START Records to process

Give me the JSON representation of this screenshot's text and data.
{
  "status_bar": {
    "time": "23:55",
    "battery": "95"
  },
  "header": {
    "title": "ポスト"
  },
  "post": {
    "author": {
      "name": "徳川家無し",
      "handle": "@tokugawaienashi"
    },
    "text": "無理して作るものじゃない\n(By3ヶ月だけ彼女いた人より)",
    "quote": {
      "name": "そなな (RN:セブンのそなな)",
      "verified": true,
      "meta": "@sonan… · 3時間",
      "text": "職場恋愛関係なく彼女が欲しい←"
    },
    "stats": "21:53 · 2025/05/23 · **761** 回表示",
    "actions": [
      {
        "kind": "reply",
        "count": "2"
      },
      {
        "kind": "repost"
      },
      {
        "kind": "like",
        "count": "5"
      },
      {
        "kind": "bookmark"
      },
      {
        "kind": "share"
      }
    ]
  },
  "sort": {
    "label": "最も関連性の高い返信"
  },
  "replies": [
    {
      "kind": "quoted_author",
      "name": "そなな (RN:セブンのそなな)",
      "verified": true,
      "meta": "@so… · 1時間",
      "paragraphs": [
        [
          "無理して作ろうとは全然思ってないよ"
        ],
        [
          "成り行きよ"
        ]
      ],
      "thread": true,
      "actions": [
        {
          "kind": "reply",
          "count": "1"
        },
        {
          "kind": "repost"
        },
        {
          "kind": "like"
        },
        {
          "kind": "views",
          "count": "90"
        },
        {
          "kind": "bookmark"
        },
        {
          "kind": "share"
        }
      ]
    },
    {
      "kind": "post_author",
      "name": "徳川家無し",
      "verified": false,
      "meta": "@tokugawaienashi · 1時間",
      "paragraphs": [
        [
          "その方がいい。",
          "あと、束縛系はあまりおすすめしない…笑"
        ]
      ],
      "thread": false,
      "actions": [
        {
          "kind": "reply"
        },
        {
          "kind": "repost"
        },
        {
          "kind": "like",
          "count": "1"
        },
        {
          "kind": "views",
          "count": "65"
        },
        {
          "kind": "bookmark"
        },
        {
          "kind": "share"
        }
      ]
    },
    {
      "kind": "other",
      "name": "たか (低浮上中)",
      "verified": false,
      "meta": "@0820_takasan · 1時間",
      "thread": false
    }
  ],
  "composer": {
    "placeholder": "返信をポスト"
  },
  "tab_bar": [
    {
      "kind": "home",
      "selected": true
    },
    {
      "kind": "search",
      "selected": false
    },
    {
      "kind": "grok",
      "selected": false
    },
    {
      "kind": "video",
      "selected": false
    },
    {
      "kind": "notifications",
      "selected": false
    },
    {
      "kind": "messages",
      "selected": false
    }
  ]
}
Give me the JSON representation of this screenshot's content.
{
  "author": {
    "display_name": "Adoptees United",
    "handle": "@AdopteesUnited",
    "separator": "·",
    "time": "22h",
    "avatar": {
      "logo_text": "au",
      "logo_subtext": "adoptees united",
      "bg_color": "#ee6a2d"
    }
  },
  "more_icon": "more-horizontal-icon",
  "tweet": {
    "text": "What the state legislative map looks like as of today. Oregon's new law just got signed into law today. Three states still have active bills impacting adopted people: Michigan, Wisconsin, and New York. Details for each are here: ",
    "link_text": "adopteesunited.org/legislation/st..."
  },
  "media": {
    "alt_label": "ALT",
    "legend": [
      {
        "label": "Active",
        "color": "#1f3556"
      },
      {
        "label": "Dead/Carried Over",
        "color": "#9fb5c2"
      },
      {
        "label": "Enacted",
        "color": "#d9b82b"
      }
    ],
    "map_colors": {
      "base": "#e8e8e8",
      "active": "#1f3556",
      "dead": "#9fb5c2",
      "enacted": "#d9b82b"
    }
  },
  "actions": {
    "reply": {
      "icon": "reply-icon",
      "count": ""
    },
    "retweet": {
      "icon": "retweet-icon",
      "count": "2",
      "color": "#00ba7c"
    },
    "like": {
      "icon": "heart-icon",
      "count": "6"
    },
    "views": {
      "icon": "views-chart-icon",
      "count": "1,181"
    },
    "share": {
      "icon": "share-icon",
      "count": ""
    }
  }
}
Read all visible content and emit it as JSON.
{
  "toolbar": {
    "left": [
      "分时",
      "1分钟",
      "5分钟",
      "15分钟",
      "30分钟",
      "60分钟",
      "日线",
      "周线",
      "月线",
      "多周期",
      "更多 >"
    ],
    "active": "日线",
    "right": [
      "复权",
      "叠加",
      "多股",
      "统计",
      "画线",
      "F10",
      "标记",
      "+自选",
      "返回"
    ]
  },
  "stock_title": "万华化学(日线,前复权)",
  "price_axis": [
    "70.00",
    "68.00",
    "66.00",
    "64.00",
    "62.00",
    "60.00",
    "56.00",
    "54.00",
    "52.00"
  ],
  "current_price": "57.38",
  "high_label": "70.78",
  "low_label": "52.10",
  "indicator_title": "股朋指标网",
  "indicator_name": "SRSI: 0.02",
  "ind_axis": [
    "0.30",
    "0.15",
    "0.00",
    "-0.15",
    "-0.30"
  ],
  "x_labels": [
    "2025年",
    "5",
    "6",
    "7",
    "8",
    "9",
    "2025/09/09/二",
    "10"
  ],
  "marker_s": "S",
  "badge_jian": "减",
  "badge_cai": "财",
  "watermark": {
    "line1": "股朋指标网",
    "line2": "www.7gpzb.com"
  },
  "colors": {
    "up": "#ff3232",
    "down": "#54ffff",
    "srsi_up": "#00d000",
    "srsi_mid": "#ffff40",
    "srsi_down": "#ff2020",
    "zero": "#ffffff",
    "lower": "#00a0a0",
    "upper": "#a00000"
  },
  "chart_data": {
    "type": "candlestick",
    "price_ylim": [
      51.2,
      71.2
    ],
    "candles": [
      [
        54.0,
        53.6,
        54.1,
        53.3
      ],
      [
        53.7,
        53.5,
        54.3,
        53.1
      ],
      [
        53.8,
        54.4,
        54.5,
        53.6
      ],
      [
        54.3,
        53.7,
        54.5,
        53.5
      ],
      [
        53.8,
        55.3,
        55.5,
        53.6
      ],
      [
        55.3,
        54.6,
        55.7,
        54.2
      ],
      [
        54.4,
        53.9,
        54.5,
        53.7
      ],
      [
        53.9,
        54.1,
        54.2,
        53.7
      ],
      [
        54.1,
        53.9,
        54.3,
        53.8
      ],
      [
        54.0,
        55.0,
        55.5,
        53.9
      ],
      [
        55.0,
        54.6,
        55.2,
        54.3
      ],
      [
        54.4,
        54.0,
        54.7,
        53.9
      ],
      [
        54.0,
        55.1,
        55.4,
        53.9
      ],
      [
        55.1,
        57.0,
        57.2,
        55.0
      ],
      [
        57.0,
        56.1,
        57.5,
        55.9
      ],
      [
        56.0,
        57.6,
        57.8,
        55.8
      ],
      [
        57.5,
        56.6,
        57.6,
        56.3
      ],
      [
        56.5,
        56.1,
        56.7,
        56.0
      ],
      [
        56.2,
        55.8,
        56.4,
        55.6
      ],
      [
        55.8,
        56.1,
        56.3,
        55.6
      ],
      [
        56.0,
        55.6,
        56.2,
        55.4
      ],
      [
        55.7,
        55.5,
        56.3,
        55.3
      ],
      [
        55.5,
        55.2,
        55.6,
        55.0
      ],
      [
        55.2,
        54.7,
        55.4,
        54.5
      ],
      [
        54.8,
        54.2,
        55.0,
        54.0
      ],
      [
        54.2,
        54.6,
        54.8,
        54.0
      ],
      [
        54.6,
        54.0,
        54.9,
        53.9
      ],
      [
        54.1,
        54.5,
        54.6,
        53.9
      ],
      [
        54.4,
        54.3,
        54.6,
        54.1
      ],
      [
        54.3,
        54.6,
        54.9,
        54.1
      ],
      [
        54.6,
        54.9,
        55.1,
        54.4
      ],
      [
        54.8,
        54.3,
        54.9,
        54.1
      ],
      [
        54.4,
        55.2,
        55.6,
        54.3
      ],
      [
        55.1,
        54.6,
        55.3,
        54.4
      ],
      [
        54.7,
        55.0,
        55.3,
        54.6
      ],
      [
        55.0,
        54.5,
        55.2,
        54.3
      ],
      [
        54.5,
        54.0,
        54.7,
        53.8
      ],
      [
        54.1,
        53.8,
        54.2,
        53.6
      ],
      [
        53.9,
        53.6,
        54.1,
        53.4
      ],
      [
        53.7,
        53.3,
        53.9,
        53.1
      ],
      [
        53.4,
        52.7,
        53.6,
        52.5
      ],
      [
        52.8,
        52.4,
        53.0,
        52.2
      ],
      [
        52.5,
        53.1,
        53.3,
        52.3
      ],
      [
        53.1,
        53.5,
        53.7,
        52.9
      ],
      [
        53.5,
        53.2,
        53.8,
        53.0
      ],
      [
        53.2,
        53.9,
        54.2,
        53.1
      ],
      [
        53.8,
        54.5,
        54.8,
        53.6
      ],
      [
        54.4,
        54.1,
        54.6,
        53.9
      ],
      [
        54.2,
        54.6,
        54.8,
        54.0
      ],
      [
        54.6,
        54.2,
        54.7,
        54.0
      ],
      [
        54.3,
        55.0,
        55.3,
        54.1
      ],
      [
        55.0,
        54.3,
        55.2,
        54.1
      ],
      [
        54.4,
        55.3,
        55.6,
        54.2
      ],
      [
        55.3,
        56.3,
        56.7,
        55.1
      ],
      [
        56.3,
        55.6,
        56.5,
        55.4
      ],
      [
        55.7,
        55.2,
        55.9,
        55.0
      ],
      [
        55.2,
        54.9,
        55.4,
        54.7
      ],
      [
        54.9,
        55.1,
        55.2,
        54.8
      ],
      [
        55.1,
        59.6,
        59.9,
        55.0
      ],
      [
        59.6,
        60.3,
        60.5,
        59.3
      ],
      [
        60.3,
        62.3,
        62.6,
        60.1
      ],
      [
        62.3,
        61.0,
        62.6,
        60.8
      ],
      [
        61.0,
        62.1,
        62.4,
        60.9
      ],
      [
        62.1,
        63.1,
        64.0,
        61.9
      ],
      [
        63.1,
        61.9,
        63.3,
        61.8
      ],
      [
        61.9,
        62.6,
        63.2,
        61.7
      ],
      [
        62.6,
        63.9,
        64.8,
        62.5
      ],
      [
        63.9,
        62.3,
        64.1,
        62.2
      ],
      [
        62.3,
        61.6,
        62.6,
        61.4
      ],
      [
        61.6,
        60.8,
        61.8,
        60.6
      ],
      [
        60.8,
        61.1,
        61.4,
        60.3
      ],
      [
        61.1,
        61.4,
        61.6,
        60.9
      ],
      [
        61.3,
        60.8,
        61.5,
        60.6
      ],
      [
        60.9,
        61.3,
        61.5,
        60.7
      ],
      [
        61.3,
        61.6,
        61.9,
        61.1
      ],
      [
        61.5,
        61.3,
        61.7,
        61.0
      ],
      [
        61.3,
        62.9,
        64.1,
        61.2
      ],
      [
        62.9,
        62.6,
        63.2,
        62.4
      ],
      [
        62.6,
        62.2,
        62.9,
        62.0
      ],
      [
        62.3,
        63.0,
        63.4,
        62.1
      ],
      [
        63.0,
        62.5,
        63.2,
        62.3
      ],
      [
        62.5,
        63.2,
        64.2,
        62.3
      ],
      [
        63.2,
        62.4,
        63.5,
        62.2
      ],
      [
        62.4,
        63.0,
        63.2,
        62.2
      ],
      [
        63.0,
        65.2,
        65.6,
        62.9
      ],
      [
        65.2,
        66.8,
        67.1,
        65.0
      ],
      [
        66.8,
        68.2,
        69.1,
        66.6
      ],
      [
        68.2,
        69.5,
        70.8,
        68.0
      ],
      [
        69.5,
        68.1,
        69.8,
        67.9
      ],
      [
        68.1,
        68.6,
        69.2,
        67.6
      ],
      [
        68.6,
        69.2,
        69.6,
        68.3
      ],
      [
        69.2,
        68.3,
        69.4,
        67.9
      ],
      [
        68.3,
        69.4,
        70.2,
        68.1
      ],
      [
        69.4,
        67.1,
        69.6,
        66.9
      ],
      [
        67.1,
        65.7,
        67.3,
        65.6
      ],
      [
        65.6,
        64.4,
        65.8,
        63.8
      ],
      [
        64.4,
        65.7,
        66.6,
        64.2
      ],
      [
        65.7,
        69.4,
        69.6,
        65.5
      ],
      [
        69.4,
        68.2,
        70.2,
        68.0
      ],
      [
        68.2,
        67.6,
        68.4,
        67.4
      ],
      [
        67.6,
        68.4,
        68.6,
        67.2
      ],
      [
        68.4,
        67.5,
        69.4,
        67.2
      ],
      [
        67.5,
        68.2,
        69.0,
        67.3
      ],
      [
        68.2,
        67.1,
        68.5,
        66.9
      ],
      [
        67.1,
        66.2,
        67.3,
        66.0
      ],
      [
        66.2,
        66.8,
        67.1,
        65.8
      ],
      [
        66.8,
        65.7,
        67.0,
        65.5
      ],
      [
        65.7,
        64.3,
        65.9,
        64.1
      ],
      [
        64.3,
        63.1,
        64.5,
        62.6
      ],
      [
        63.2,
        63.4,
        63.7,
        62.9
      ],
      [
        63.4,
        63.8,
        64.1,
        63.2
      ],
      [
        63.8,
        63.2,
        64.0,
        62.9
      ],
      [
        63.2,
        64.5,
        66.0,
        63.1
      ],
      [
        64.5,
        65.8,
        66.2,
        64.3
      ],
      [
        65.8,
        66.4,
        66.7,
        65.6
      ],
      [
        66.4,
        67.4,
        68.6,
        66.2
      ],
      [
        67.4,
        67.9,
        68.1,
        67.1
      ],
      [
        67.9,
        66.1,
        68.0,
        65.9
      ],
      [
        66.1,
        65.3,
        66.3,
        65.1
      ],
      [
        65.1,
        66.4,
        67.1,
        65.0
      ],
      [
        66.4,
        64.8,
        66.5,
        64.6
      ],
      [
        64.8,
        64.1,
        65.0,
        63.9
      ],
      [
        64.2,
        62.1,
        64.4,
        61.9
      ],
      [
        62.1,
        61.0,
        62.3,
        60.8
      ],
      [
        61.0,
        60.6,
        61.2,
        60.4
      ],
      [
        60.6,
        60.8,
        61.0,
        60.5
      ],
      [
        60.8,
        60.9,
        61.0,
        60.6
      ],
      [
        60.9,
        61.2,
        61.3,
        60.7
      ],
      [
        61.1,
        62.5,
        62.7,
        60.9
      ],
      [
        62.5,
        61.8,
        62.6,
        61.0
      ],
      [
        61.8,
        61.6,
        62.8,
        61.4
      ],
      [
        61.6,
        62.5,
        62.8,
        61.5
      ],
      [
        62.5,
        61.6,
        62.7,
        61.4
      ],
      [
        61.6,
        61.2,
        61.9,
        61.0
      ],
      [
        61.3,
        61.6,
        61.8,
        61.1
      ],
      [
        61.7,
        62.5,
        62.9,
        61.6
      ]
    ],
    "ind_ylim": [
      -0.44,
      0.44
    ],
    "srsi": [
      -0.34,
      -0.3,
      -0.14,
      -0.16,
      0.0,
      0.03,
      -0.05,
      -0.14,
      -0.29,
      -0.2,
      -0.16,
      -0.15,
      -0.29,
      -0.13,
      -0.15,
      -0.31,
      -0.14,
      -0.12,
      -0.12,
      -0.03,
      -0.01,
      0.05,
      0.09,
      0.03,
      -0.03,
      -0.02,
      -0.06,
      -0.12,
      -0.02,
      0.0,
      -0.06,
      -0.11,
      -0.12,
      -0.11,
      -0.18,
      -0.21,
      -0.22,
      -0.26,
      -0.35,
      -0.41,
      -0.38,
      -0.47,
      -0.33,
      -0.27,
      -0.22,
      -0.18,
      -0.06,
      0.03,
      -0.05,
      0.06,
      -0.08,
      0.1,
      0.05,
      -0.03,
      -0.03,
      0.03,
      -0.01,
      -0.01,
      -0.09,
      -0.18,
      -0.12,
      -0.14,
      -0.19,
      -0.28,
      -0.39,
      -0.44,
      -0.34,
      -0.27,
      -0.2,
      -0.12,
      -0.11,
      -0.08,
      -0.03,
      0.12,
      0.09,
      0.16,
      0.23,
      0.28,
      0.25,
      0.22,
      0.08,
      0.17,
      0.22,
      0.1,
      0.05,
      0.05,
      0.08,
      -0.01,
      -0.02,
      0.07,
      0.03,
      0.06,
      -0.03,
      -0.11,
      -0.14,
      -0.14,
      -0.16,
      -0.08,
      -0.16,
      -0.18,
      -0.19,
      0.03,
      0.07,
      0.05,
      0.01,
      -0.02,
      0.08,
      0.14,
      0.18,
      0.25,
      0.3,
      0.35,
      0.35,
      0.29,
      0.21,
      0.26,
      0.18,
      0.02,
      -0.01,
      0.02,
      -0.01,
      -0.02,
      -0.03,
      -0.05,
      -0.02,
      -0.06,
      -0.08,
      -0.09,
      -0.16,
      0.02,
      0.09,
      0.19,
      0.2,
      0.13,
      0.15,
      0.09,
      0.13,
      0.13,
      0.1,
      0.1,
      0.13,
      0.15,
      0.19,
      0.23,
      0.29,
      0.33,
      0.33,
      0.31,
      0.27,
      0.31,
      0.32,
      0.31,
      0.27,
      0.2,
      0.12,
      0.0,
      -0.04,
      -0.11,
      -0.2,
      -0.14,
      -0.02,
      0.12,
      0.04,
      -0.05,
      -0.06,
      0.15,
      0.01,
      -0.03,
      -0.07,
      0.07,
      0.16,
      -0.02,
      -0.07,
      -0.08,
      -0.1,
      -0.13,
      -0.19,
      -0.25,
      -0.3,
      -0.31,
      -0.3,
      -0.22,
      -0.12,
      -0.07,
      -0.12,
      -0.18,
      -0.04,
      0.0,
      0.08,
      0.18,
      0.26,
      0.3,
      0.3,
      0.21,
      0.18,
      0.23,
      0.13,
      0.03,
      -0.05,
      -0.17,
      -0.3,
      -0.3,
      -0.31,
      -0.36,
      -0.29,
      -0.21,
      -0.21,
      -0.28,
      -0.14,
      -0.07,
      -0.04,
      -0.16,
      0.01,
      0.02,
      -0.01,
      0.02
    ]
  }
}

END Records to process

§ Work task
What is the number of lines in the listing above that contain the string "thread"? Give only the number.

§ Solution
3